===== DATA SHOWN

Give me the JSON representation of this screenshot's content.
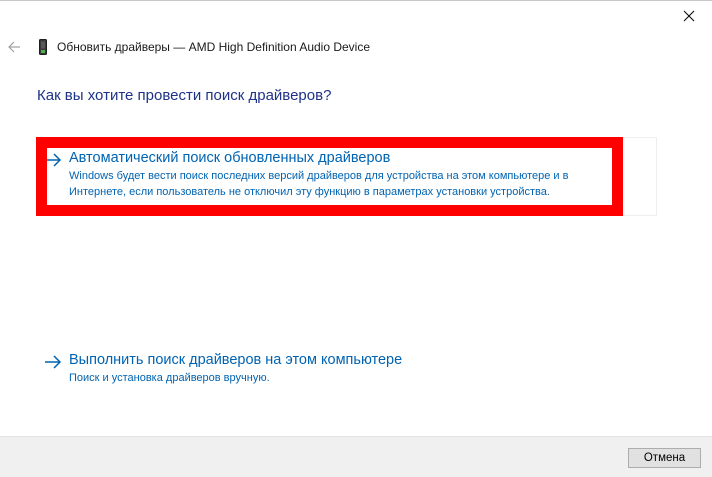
{
  "window": {
    "title": "Обновить драйверы — AMD High Definition Audio Device"
  },
  "icons": {
    "close": "close-icon",
    "back": "back-arrow-icon",
    "device": "audio-device-icon",
    "option_arrow": "arrow-right-icon"
  },
  "colors": {
    "question": "#1e3287",
    "link": "#0063b1",
    "highlight": "#ff0000",
    "footer_bg": "#f0f0f0"
  },
  "main": {
    "question": "Как вы хотите провести поиск драйверов?",
    "options": [
      {
        "title": "Автоматический поиск обновленных драйверов",
        "desc_line1": "Windows будет вести поиск последних версий драйверов для устройства на этом компьютере и в",
        "desc_line2": "Интернете, если пользователь не отключил эту функцию в параметрах установки устройства."
      },
      {
        "title": "Выполнить поиск драйверов на этом компьютере",
        "desc_line1": "Поиск и установка драйверов вручную."
      }
    ]
  },
  "footer": {
    "cancel_label": "Отмена"
  }
}
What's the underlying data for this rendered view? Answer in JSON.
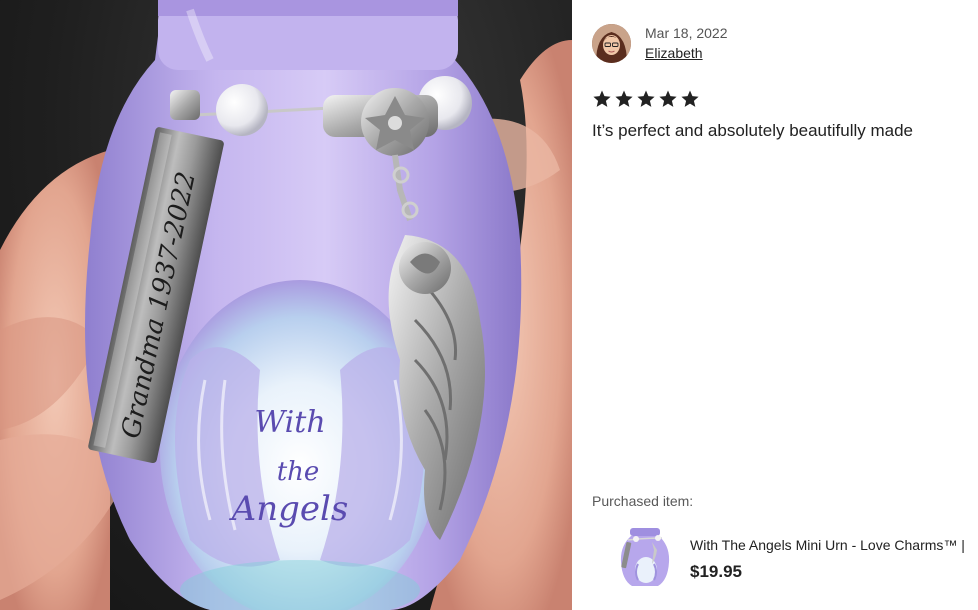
{
  "review": {
    "date": "Mar 18, 2022",
    "reviewer_name": "Elizabeth",
    "rating": 5,
    "rating_max": 5,
    "text": "It’s perfect and absolutely beautifully made"
  },
  "purchased": {
    "label": "Purchased item:",
    "title": "With The Angels Mini Urn - Love Charms™ |",
    "price": "$19.95"
  },
  "photo": {
    "tag_text": "Grandma 1937-2022",
    "urn_text_line1": "With",
    "urn_text_line2": "the",
    "urn_text_line3": "Angels"
  },
  "colors": {
    "star": "#222222",
    "urn_lavender": "#b9a8e6",
    "text_primary": "#222222",
    "text_secondary": "#595959"
  },
  "icons": {
    "star": "star-icon"
  }
}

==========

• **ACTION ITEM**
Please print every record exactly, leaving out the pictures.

• **TASK OUTPUT**
Give me the JSON representation of this screenshot's content.
{
  "window": {
    "title": "Обновить драйверы — AMD High Definition Audio Device"
  },
  "icons": {
    "close": "close-icon",
    "back": "back-arrow-icon",
    "device": "audio-device-icon",
    "option_arrow": "arrow-right-icon"
  },
  "colors": {
    "question": "#1e3287",
    "link": "#0063b1",
    "highlight": "#ff0000",
    "footer_bg": "#f0f0f0"
  },
  "main": {
    "question": "Как вы хотите провести поиск драйверов?",
    "options": [
      {
        "title": "Автоматический поиск обновленных драйверов",
        "desc_line1": "Windows будет вести поиск последних версий драйверов для устройства на этом компьютере и в",
        "desc_line2": "Интернете, если пользователь не отключил эту функцию в параметрах установки устройства."
      },
      {
        "title": "Выполнить поиск драйверов на этом компьютере",
        "desc_line1": "Поиск и установка драйверов вручную."
      }
    ]
  },
  "footer": {
    "cancel_label": "Отмена"
  }
}
What's the underlying data for this rendered view? Answer in JSON.
{
  "review": {
    "date": "Mar 18, 2022",
    "reviewer_name": "Elizabeth",
    "rating": 5,
    "rating_max": 5,
    "text": "It’s perfect and absolutely beautifully made"
  },
  "purchased": {
    "label": "Purchased item:",
    "title": "With The Angels Mini Urn - Love Charms™ |",
    "price": "$19.95"
  },
  "photo": {
    "tag_text": "Grandma 1937-2022",
    "urn_text_line1": "With",
    "urn_text_line2": "the",
    "urn_text_line3": "Angels"
  },
  "colors": {
    "star": "#222222",
    "urn_lavender": "#b9a8e6",
    "text_primary": "#222222",
    "text_secondary": "#595959"
  },
  "icons": {
    "star": "star-icon"
  }
}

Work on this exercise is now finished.